Q: Have you seen the desired effects in those markets over the five years?

A: Yes - people see us, especially on the television broadcasts and remember us and it has given us a way to get out name out there in a repeating way, just over and over again. It's been pretty strong for us.

Q: Since the tournament moved from Johnson City, first to Nashville and now the Macon, talk about the the desire to remain affiliated with the A-Sun Basketball Championship.

A: Nashville has been a very strong market for us - we had a number of customers who came to us and wanted tickets for the tournament and we we glad to oblige them. I think the same will be true in Georgia. Even though we're headquartered in Johnson City, Tenn., these markets are very important to us. The Atlantic Sun got excellent schools and high academics, so from a corporate perspective, it's easy for us to support that kind of organization. In one broad stroke, we can support a lot of really excellent schools by supporting the conference and the tournament.

Q: How has the relationship between the Atlantic Sun and General Shale Brick grown over these five years?

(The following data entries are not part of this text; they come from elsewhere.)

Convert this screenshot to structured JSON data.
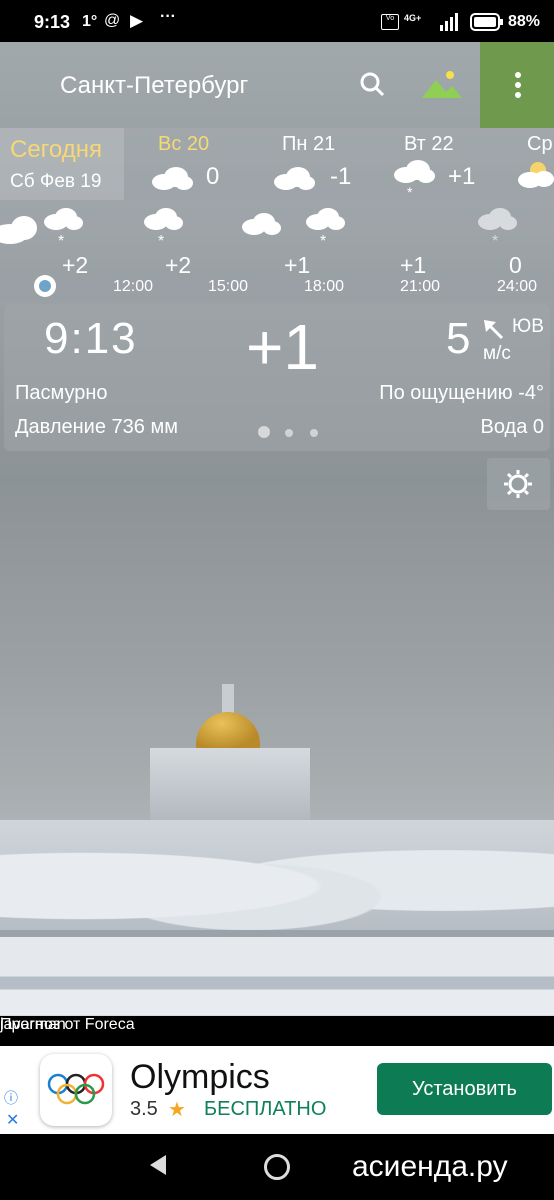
{
  "status_bar": {
    "time": "9:13",
    "temp_indicator": "1°",
    "more": "···",
    "network": "4G+",
    "battery": "88%"
  },
  "header": {
    "city": "Санкт-Петербург"
  },
  "days": [
    {
      "label": "Сегодня",
      "date": "Сб Фев 19"
    },
    {
      "label": "Вс 20",
      "temp": "0"
    },
    {
      "label": "Пн 21",
      "temp": "-1"
    },
    {
      "label": "Вт 22",
      "temp": "+1"
    },
    {
      "label": "Ср",
      "temp": ""
    }
  ],
  "hourly": {
    "temps": [
      "+2",
      "+2",
      "+1",
      "+1",
      "0"
    ],
    "times": [
      "12:00",
      "15:00",
      "18:00",
      "21:00",
      "24:00"
    ]
  },
  "current": {
    "time": "9:13",
    "temp": "+1",
    "wind_speed": "5",
    "wind_dir": "ЮВ",
    "wind_unit": "м/с",
    "condition": "Пасмурно",
    "feels_like": "По ощущению -4°",
    "pressure": "Давление 736 мм",
    "water": "Вода 0"
  },
  "credits": {
    "author": "javarman",
    "provider": "Прогноз от Foreca"
  },
  "ad": {
    "title": "Olympics",
    "rating": "3.5",
    "star": "★",
    "price": "БЕСПЛАТНО",
    "install": "Установить",
    "info_icon": "ⓘ",
    "close_icon": "✕"
  },
  "watermark": "асиенда.ру",
  "colors": {
    "accent_today": "#f6d874",
    "menu_bg": "#6f9a4e",
    "install_bg": "#0d7c55"
  }
}
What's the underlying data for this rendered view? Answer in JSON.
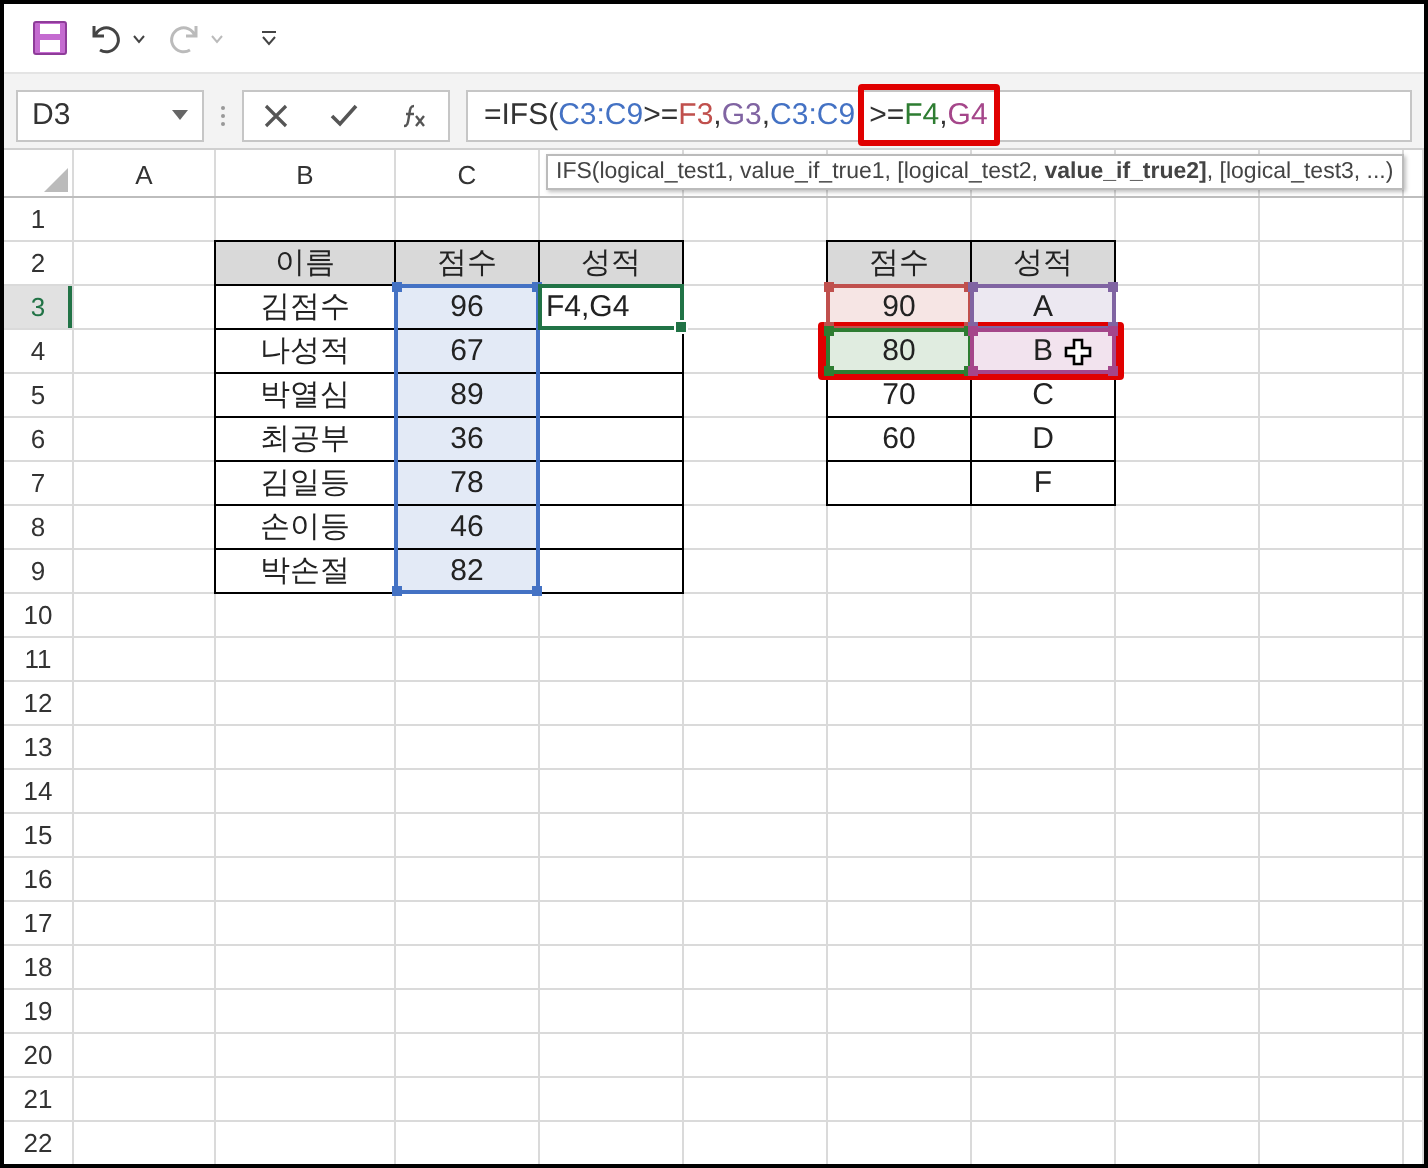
{
  "quick_access": {
    "redo": {
      "disabled": true
    }
  },
  "name_box": {
    "value": "D3"
  },
  "formula_bar": {
    "tokens": [
      {
        "text": "=IFS("
      },
      {
        "text": "C3:C9",
        "color": "#4472c4"
      },
      {
        "text": ">="
      },
      {
        "text": "F3",
        "color": "#c0504d"
      },
      {
        "text": ","
      },
      {
        "text": "G3",
        "color": "#8064a2"
      },
      {
        "text": ","
      },
      {
        "text": "C3:C9",
        "color": "#4472c4"
      }
    ],
    "boxed_tokens": [
      {
        "text": ">="
      },
      {
        "text": "F4",
        "color": "#2e7d32"
      },
      {
        "text": ","
      },
      {
        "text": "G4",
        "color": "#a5468a"
      }
    ]
  },
  "tooltip": {
    "text": "IFS(logical_test1, value_if_true1, [logical_test2, **value_if_true2]**, [logical_test3, ...)"
  },
  "column_headers": [
    "A",
    "B",
    "C"
  ],
  "row_numbers": [
    "1",
    "2",
    "3",
    "4",
    "5",
    "6",
    "7",
    "8",
    "9",
    "10",
    "11",
    "12",
    "13",
    "14",
    "15",
    "16",
    "17",
    "18",
    "19",
    "20",
    "21",
    "22"
  ],
  "score_table": {
    "headers": [
      "이름",
      "점수",
      "성적"
    ],
    "score_range": {
      "color": "#4472c4"
    },
    "rows": [
      {
        "name": "김점수",
        "score": "96",
        "grade": "F4,G4",
        "editing": true
      },
      {
        "name": "나성적",
        "score": "67",
        "editing": false
      },
      {
        "name": "박열심",
        "score": "89",
        "editing": false
      },
      {
        "name": "최공부",
        "score": "36",
        "editing": false
      },
      {
        "name": "김일등",
        "score": "78",
        "editing": false
      },
      {
        "name": "손이등",
        "score": "46",
        "editing": false
      },
      {
        "name": "박손절",
        "score": "82",
        "editing": false
      }
    ]
  },
  "grade_table": {
    "headers": [
      "점수",
      "성적"
    ],
    "rows": [
      {
        "score": {
          "text": "90",
          "color": "#c0504d"
        },
        "grade": {
          "text": "A",
          "color": "#8064a2"
        },
        "callout": false,
        "pointer": false
      },
      {
        "score": {
          "text": "80",
          "color": "#2e7d32"
        },
        "grade": {
          "text": "B",
          "color": "#a5468a"
        },
        "callout": true,
        "pointer": true
      },
      {
        "score": {
          "text": "70"
        },
        "grade": {
          "text": "C"
        },
        "callout": false,
        "pointer": false
      },
      {
        "score": {
          "text": "60"
        },
        "grade": {
          "text": "D"
        },
        "callout": false,
        "pointer": false
      },
      {
        "score": {},
        "grade": {
          "text": "F"
        },
        "callout": false,
        "pointer": false
      }
    ]
  }
}
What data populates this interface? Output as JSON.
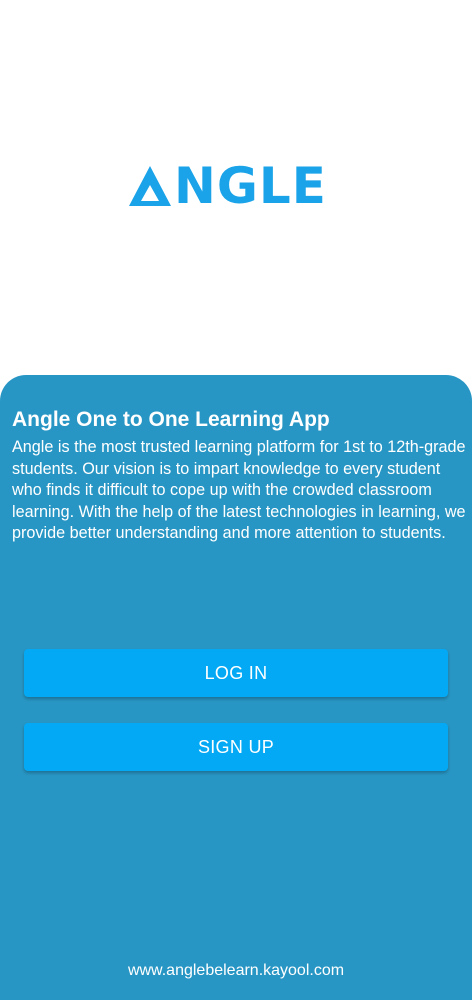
{
  "brand": {
    "logo_text": "NGLE",
    "logo_color": "#1aa3e8"
  },
  "intro": {
    "title": "Angle One to One Learning App",
    "description": "Angle is the most trusted learning platform for 1st to 12th-grade students. Our vision is to impart knowledge to every student who finds it difficult to cope up with the crowded classroom learning. With the help of the latest technologies in learning, we provide better understanding and more attention to students."
  },
  "actions": {
    "login_label": "LOG IN",
    "signup_label": "SIGN UP"
  },
  "footer": {
    "website": "www.anglebelearn.kayool.com"
  },
  "colors": {
    "panel": "#2896c4",
    "button": "#03a9f4"
  }
}
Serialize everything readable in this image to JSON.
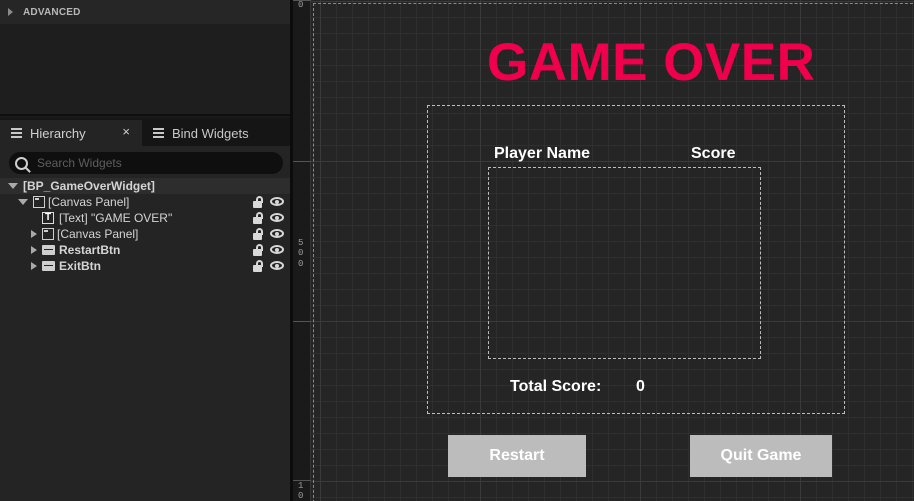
{
  "advanced": {
    "label": "ADVANCED"
  },
  "tabs": {
    "hierarchy": "Hierarchy",
    "bind_widgets": "Bind Widgets",
    "close": "×"
  },
  "search": {
    "placeholder": "Search Widgets"
  },
  "tree": [
    {
      "label": "[BP_GameOverWidget]",
      "bold": true
    },
    {
      "label": "[Canvas Panel]"
    },
    {
      "label": "[Text] \"GAME OVER\""
    },
    {
      "label": "[Canvas Panel]"
    },
    {
      "label": "RestartBtn",
      "bold": true
    },
    {
      "label": "ExitBtn",
      "bold": true
    }
  ],
  "ruler": {
    "marks": [
      "0",
      "5",
      "0",
      "0",
      "1",
      "0"
    ]
  },
  "canvas": {
    "title": "GAME OVER",
    "title_color": "#f0004c",
    "col_player": "Player Name",
    "col_score": "Score",
    "total_label": "Total Score:",
    "total_value": "0",
    "restart_label": "Restart",
    "quit_label": "Quit Game"
  },
  "icons": [
    "list-icon",
    "close-icon",
    "search-icon",
    "expand-arrow-icon",
    "collapse-arrow-icon",
    "canvas-panel-icon",
    "text-widget-icon",
    "button-widget-icon",
    "lock-icon",
    "eye-icon"
  ]
}
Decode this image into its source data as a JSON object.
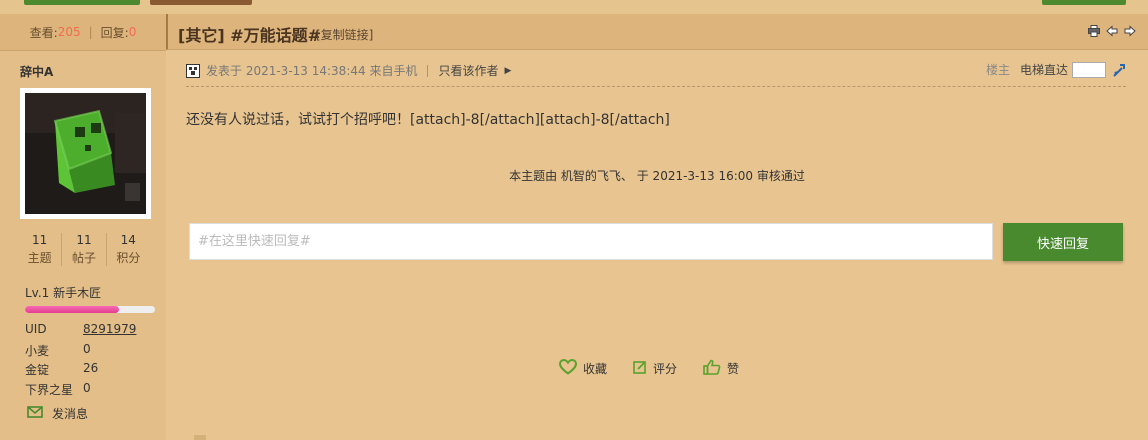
{
  "header": {
    "views_label": "查看:",
    "views_value": "205",
    "replies_label": "回复:",
    "replies_value": "0",
    "title": "[其它] #万能话题#",
    "copy_link": "[复制链接]"
  },
  "author": {
    "name": "辞中A",
    "stats": [
      {
        "value": "11",
        "label": "主题"
      },
      {
        "value": "11",
        "label": "帖子"
      },
      {
        "value": "14",
        "label": "积分"
      }
    ],
    "level": "Lv.1 新手木匠",
    "level_progress": 0.72,
    "info": [
      {
        "key": "UID",
        "value": "8291979"
      },
      {
        "key": "小麦",
        "value": "0"
      },
      {
        "key": "金锭",
        "value": "26"
      },
      {
        "key": "下界之星",
        "value": "0"
      }
    ],
    "send_message": "发消息"
  },
  "post": {
    "meta": "发表于 2021-3-13 14:38:44 来自手机",
    "author_only": "只看该作者",
    "floor": "楼主",
    "jump_label": "电梯直达",
    "content": "还没有人说过话，试试打个招呼吧！[attach]-8[/attach][attach]-8[/attach]",
    "audit": "本主题由 机智的飞飞、 于 2021-3-13 16:00 审核通过"
  },
  "reply": {
    "placeholder": "#在这里快速回复#",
    "button": "快速回复"
  },
  "actions": {
    "favorite": "收藏",
    "rate": "评分",
    "like": "赞"
  },
  "colors": {
    "accent_green": "#4a8a2f",
    "count_orange": "#f26c4f",
    "level_pink": "#e33d8f"
  }
}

A: We got off to a great start with the first championship, at ETSU, when we began our involvement and from that point, this situation has really been a good one. We've made a long-term commitment and its been an excellent working relationship with the conference and with the schools. The schools have been very gracious as hosts of the tournament. They provide good venues for the spectators. It's just been a good matchup for us.

Q: What led you to choosing a basketball tournament as your initial venture into college athletics?

A: In this part of the country and throughout the Atlantic Sun geography, basketball is a super popular sport. You don't have to be a huge university to have good, competitive basketball. I think the A-Sun's tournament winners have really represented the conference well at the NCAA Tournament and it really speaks highly of the conference.